MONTICELLO, Ill. WCIA- Officer Chris Oberheim’s daughters said the week before his death, everything was normal.
“I remember spending a lot of time with him and my mom outside. We were landscaping for Avery’s graduation party,” said Hannah Oberheim.
The oldest sister, Hannah, said she just came home from college. “Exactly a week before everything happened,” said Hannah.
Avery was about to graduate high school. After her final softball game, she distinctly remembers choosing to ride home with her dad, instead of piling into the team’s bus with her friends. “For some reason, I don’t know what made me, I was like, ‘No wait don’t go. I want to ride home with you,'” said Avery Oberheim.
And the twins, Addison and Aubree, were finishing up their year of eighth grade. “We were eating food and hanging out,” said Aubree Oberheim. “Our last moments were going on a car ride, that was our thing, going on rides and jamming to music,” said Addison Oberheim.
But that following Wednesday, everything changed.
Amber said she got a loud knock on her door; behind was an officer telling her husband had been shot.

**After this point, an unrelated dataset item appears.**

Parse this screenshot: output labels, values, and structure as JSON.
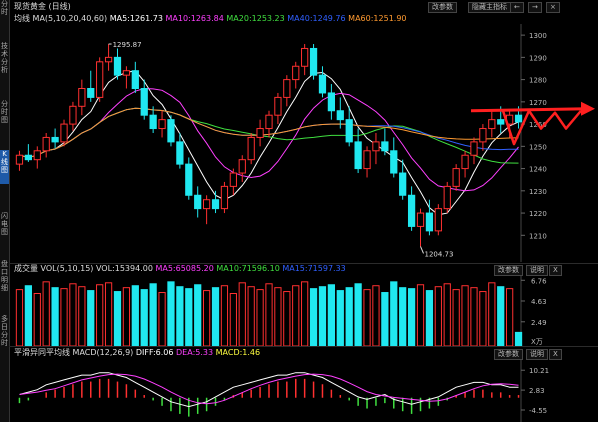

“I sat up very confused in bed and she just looked at me and said, ‘Dad was shot, dad was shot, dad was shot ,’over and over, and she was like ‘I don’t know what to do.’ She was like, ‘I came down here first because you’re the oldest,'” said Hannah.
Avery was the next sister to be alerted to the situation. She’d been sound asleep when she heard her mom open the door. “She said, ‘Avery come downstairs, I need you to be strong for your sisters, dad’s been hurt,'” said Avery.
Aubree said she had fallen asleep on the couch in the living room, so she heard the first knocks on her family’s door and knew something was wrong. “My stomach dropped but the worst thought that came to my mind was he broke his arm or got in a car crash, he’s fine he’ll be fine,” said Aubree.
And Aubree’s twin sister, Addison, woke up to an app notification from their Ring doorbell. When she opened her phone, she saw a man at the door. She was worried, so she did what she would normally do. “My first instinct was to call my dad, because I would just go to my dad, like if something was happening in the middle of the night because I knew that he we would answer and if he wouldn’t, he would text me or call me right back, and he didn’t answer,” said Addison.
The sisters said they waited at home with grandparents while Amber was in the hospital waiting for news on Chris. “I just said, ‘Okay guys, what are we going to do? Let’s pray, I mean we can’t do anything, but we can sit here and pray,'” said Avery.
Amber came home a few hours later without their father. The girls said they knew immediately, it was not good. “It just kind of felt like a knife to the heart,” said Hannah.
They said hearing their father had been killed was their worst nightmare coming true. “I was like ‘How?’ Like ‘This can’t possibly be real. It just felt like nothing was real,” said Aubree. “The first thing I did was turn around and fall into my sister Hannah’s arms,” said Avery.
The girls said everything after that was a blur of pain, confusion and disbelief.
The week was supposed to be joyous, celebrating Avery’s high school graduation with a party with friends and family. “Dad was scrubbing the floors to get ready,” said Hannah.
But it couldn’t have been further from the graduation celebration the Oberheims planned.
Four days later, as a heartbroken Avery prepared to walk across a stage and receive her diploma, a scene she’ll never forget. “I walked outside and there was just a line of officers just lined up down the hall evenly spaced, perfect,” said Avery. Champaign Police officers, trying to fill the shoes left empty.
“I went down the line and told each and every one of them ‘Thank you,'” said Avery.
The overwhelming support did not stop there. People from all over brought flowers, food, gave the twins rides to school and everything in between to make sure they were taken care of. “You realize over time that gap that it leaves, it’s not just all at once,” said Hannah.
For Hannah, it’s a gap in planning the most important day in her life, her wedding. “I actually just asked my uncle Joe to walk me down the aisle for his birthday,” said Hannah.
A task that for years, Hannah assumed would be fulfilled by her father. “I know if there was anybody that my dad would want it would be Joe. Obviously, I wish more than anything he was here.”
A wish shared by Hannah’s three sisters, and the rest of their family.
In a year filled with tears… heartbreak and confusion… there have been moments of joy and thanksgiving… reflecting on small but profound moments they each shared with their dad.
It’s a lesson on treasuring every moment they’re sure their father wouldn’t want them to forget.
“I think he would say ‘You’re doing good, keep going. you’ll see me some day, don’t take this time for granted,” said Avery.